The first clear morning of the period saw the expected mass movement of Woodpigeon to the south-west – a total of 30000 logged from Hengistbury between 07:30 and 11:00, passing mostly north of the area. Also seen when looking inland, a couple of Red Kite, while a Merlin headed west. There were some decent waders seen from the head, including a Ruff, 2 Avocet, a Knot and a Golden Plover – the latter then appearing at Stanpit, where 2 Grey Plover, 3 Bar-tailed Godwit, 12 Black-tailed Godwit, 65 Ringed Plover and 25 Dunlin were added to the day’s list. A decent presence of arriving thrushes comprised 4 Fieldfare and as many 43 Redwing; with 4 Brambling also noted in the mostly, unreported overhead passage. On the deck, 3 Firecrest were in the Wood, where the Grey Wagtail remains, and up to 30 Chiffchaff were across the site.
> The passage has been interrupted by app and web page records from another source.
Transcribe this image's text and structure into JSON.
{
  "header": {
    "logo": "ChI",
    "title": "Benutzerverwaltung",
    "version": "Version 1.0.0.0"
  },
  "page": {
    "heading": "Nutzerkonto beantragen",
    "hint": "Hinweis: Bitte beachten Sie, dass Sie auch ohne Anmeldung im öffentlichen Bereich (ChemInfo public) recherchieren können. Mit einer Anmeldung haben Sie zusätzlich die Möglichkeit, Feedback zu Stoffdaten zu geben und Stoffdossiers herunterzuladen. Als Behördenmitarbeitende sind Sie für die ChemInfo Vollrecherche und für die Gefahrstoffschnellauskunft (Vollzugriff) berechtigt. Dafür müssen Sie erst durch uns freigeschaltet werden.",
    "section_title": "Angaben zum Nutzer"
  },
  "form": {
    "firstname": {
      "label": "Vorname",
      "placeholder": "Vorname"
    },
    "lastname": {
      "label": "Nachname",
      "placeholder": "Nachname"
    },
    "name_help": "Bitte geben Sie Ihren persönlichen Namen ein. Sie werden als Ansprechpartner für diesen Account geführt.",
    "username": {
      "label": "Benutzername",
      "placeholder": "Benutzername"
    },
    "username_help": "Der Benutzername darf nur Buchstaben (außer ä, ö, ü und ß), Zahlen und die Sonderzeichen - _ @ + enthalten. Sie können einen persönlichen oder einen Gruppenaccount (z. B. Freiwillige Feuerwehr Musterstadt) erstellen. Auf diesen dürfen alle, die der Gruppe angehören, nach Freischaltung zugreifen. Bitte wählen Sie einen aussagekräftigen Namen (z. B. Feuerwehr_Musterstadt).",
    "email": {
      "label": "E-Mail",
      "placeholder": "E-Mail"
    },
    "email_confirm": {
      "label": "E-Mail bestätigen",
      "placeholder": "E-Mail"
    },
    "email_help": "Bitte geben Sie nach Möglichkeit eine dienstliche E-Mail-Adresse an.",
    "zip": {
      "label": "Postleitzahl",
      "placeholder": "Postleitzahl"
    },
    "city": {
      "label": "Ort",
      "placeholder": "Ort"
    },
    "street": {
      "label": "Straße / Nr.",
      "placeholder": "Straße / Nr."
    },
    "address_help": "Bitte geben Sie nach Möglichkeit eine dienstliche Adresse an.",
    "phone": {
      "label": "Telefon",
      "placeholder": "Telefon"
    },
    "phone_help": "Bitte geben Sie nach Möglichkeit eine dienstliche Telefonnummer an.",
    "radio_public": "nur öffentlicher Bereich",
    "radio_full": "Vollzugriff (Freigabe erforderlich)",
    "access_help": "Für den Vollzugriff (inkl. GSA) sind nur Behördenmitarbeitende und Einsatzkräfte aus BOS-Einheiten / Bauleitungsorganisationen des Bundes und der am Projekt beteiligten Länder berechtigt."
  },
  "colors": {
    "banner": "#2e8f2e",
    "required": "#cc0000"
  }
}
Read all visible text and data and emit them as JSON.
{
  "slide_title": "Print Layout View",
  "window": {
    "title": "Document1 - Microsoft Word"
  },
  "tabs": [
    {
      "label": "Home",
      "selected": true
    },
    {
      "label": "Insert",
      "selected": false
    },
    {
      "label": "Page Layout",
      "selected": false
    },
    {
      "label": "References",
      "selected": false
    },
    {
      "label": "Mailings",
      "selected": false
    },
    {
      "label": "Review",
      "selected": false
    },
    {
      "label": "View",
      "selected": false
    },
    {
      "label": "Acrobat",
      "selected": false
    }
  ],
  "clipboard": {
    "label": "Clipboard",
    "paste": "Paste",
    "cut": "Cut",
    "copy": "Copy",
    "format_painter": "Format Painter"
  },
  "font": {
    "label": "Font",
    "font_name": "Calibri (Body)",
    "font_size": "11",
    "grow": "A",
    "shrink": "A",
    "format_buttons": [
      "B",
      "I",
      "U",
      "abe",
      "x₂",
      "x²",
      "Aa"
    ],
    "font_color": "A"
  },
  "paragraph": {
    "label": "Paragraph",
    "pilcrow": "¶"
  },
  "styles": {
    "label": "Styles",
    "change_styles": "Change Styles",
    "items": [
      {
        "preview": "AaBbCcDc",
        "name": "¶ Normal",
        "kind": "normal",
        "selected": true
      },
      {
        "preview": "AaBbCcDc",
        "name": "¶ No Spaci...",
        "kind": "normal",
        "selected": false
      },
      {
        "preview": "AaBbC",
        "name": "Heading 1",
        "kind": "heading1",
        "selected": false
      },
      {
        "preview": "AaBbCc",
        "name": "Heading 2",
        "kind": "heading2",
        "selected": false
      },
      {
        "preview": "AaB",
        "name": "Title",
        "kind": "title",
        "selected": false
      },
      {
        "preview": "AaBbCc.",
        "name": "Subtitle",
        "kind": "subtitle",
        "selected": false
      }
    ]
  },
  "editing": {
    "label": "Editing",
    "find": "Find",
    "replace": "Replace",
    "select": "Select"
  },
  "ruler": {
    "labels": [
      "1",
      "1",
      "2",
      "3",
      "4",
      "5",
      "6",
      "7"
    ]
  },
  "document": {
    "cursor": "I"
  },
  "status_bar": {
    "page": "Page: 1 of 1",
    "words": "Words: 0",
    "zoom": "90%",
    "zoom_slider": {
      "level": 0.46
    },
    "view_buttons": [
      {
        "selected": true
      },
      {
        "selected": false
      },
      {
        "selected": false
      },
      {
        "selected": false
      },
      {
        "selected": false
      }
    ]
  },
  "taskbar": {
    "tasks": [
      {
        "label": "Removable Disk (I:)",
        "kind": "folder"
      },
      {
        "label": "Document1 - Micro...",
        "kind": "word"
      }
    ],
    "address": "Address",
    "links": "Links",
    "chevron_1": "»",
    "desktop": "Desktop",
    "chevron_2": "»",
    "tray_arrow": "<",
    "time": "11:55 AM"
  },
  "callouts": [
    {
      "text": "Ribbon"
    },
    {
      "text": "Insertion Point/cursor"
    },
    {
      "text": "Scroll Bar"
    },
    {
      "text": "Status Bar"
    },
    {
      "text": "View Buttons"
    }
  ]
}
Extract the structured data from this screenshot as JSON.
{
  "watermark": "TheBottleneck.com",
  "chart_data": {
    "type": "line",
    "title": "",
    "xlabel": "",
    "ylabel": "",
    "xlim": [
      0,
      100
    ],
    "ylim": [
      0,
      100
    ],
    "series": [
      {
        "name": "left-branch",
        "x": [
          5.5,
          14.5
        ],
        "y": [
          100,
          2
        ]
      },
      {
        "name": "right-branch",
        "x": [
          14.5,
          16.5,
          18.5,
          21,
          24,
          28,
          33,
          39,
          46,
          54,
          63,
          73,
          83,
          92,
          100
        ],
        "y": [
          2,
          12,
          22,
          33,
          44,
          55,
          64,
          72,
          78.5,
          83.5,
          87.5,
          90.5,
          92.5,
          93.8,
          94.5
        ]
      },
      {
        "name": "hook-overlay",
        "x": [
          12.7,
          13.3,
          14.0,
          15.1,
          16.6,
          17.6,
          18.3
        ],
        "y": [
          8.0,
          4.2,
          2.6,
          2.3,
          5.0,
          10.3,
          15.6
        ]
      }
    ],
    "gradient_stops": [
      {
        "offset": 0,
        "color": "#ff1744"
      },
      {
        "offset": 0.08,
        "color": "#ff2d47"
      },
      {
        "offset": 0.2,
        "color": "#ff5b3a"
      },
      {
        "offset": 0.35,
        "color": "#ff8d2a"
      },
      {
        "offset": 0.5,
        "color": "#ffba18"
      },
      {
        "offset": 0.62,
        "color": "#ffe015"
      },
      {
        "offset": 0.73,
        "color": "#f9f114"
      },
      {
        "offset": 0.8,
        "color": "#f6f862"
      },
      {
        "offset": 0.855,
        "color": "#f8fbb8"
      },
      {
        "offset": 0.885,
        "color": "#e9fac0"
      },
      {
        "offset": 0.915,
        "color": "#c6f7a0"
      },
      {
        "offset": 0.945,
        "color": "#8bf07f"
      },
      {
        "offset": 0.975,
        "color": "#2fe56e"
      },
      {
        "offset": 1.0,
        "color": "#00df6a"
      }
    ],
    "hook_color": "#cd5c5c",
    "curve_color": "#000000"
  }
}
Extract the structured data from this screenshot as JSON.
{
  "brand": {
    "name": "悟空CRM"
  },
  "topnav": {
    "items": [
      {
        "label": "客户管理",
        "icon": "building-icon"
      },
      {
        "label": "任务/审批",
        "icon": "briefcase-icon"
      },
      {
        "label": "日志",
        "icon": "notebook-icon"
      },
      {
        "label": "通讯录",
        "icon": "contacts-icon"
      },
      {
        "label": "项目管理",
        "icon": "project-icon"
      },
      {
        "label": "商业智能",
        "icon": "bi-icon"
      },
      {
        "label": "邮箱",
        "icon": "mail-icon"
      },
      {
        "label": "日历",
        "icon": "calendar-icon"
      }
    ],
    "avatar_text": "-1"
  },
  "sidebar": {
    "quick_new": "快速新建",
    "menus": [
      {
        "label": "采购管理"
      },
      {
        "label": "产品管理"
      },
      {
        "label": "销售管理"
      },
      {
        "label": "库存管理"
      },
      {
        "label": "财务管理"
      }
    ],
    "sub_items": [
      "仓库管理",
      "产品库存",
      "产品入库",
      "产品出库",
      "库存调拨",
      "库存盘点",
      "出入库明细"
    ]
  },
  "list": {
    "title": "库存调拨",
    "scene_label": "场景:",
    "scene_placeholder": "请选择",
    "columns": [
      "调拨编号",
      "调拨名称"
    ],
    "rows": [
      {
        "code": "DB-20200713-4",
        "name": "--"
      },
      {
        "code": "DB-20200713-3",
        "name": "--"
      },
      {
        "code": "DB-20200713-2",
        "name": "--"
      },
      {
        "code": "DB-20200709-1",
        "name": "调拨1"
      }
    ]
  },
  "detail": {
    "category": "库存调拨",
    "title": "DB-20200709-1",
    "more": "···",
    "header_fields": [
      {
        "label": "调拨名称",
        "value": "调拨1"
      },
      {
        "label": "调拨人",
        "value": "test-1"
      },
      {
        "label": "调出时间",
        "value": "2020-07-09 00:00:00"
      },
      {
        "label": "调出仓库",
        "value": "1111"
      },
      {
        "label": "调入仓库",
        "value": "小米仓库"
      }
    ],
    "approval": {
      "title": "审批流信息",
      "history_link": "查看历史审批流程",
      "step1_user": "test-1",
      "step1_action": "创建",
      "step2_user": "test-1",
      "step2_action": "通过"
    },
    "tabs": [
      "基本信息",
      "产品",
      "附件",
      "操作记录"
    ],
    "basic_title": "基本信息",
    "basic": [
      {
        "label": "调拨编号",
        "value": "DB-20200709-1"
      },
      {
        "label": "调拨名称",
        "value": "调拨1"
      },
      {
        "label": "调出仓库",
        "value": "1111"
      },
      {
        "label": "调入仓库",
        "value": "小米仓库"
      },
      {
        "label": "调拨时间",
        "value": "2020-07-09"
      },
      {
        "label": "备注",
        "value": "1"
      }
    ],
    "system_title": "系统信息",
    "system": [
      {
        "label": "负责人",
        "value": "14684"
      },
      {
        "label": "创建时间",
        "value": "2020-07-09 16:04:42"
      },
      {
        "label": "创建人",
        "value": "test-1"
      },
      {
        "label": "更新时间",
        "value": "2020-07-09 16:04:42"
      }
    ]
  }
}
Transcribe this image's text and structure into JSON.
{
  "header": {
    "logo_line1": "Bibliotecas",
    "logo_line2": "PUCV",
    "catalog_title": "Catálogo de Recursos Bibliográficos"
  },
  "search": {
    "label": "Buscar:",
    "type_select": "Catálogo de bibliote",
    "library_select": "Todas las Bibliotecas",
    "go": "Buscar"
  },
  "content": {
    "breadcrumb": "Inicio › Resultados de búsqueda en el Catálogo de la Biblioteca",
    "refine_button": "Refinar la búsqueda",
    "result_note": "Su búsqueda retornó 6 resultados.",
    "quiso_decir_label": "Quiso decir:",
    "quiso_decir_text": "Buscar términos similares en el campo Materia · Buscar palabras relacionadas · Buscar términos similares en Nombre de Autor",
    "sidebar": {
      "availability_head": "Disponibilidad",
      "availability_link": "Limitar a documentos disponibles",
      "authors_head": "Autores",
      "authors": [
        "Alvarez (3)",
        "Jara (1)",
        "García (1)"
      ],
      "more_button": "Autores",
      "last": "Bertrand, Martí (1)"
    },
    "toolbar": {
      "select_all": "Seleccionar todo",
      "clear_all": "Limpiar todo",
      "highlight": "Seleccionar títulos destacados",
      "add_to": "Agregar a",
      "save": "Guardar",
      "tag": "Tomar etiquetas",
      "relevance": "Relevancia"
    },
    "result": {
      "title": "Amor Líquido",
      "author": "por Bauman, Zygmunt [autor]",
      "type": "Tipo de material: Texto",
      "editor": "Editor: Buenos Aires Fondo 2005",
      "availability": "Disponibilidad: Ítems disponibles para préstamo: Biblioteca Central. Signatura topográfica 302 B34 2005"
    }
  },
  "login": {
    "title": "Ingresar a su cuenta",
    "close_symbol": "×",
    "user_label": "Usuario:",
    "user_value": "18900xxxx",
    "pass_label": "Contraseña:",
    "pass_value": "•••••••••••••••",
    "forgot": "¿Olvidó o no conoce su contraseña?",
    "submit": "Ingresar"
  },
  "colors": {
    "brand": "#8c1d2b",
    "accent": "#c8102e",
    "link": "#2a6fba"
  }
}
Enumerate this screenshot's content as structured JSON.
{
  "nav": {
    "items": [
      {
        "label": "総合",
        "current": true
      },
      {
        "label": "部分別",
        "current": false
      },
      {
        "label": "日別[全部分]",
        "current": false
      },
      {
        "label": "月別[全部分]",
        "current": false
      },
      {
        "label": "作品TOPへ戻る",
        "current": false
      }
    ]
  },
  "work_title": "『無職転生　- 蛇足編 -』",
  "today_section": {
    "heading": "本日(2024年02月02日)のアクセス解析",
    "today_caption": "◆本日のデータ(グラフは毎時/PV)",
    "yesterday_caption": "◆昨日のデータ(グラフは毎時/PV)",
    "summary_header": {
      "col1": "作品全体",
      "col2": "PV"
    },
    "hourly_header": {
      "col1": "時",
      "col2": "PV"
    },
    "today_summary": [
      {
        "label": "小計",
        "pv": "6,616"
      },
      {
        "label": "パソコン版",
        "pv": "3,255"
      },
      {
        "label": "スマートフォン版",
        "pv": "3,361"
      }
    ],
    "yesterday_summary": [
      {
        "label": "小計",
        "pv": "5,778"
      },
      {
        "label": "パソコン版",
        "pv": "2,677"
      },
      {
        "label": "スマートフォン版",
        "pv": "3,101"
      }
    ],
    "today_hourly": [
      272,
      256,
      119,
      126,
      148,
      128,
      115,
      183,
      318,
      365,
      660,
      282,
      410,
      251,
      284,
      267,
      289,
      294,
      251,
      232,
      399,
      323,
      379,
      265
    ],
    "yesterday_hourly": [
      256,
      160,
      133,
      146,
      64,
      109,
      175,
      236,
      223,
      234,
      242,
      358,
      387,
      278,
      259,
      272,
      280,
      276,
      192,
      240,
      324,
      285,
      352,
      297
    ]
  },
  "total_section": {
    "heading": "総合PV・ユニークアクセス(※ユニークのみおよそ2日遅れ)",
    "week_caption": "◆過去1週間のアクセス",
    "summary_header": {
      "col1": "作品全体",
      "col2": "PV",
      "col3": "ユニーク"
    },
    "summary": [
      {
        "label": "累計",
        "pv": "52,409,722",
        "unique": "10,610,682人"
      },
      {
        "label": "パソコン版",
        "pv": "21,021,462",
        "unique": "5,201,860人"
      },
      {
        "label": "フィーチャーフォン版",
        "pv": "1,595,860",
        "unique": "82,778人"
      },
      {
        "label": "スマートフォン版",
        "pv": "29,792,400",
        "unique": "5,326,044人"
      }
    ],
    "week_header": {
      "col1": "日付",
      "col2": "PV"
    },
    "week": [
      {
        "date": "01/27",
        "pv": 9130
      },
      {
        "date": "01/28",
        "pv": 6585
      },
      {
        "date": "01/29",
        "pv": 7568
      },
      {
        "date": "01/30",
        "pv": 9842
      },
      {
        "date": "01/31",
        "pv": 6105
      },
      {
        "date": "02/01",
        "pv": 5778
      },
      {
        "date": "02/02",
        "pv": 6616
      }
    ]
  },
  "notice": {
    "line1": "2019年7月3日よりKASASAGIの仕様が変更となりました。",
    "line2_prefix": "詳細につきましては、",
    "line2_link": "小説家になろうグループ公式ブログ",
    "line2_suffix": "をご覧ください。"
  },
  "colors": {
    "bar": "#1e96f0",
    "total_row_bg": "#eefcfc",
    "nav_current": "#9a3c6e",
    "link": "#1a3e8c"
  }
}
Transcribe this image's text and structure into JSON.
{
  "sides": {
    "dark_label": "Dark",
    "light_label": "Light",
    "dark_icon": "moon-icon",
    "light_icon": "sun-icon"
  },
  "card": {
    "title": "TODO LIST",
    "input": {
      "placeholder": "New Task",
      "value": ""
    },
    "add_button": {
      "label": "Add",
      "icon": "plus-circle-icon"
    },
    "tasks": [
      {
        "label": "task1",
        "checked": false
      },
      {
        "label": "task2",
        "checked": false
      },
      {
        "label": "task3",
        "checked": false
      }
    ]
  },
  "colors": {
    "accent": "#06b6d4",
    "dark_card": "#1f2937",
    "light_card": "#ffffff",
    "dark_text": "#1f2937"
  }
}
To finish, 3 Cattle Egret and the adult male Marsh Harrier were about Priory Marsh in the morning, when 17 Mediterranean Gull and a Great Crested Grebe were also inside the harbour.
A Short-eared Owl headed south over Wick just after 09:00 this morning, when 7 Chiffchaff and 2 Blackcap were logged there. Otherwise, the sea provides all the interest. Early in the day, two each of Velvet Scoter and Great Northern Diver were returned from the Beach Huts; while, late in the afternoon, a Long-tailed Duck was settled off Mudeford Quay. Generally speaking, there is still a 250+-strong, offshore feeding flock of gulls – mainly Herring Gull, but also around 20 Mediterranean Gull.
Another day, another Leach’s Petrel – one west off Hengistbury early this morning. The main feature at sea, however, was Kittiwake – a total of fifty-six – generally passing west. Also: a Great Northern Diver was settled; and 2 Common Scoter, 12 Brent Goose and 9 Mediterranean Gull passed; while a drake Red-breasted Merganser headed west over the Barn Field. The best of the thrushes was a Ring Ouzel up-and-out of the Nursery, likewise 8 Redwing; with other bits and pieces including 2 Firecrest and 10 Goldcrest in the Wood, plus a couple of Chiffchaff on Wick. Meanwhile, a modest overhead passage comprised 48 Linnet, 31 Greenfinch, 26 Goldfinch and 35 Meadow Pipit, all to the east. To round up, some of the usual miscellany: the Grey Wagtail that seems to have taken up residence in the muddy pool in the Stunted Oaks was again present; 4 Cattle Egret came out of roost; a Nuthatch and a Treecreeper were in the Wood; at least the adult male Marsh Harrier was about; the adult male Peregrine, VA, was on the Priory; and a Kingfisher was by the Wooden Bridge.
During south-westerly winds which frequently exceeded 50 kmh, the sea was watched from first light until noon at least. Leach’s Petrel was seen on two occasions and probably a third, but that sighting going down as a spp. Also, on what was actually a fairly quiet watch in terms of overall quantity, a couple each of Grey Phalarope and Arctic Skua west, plus 3 Kittiwake, all 1cy birds, a Red-throated Diver and a handful of Mediterranean Gull. The only other news is of a Swallow lingering around the Beach Huts for a while.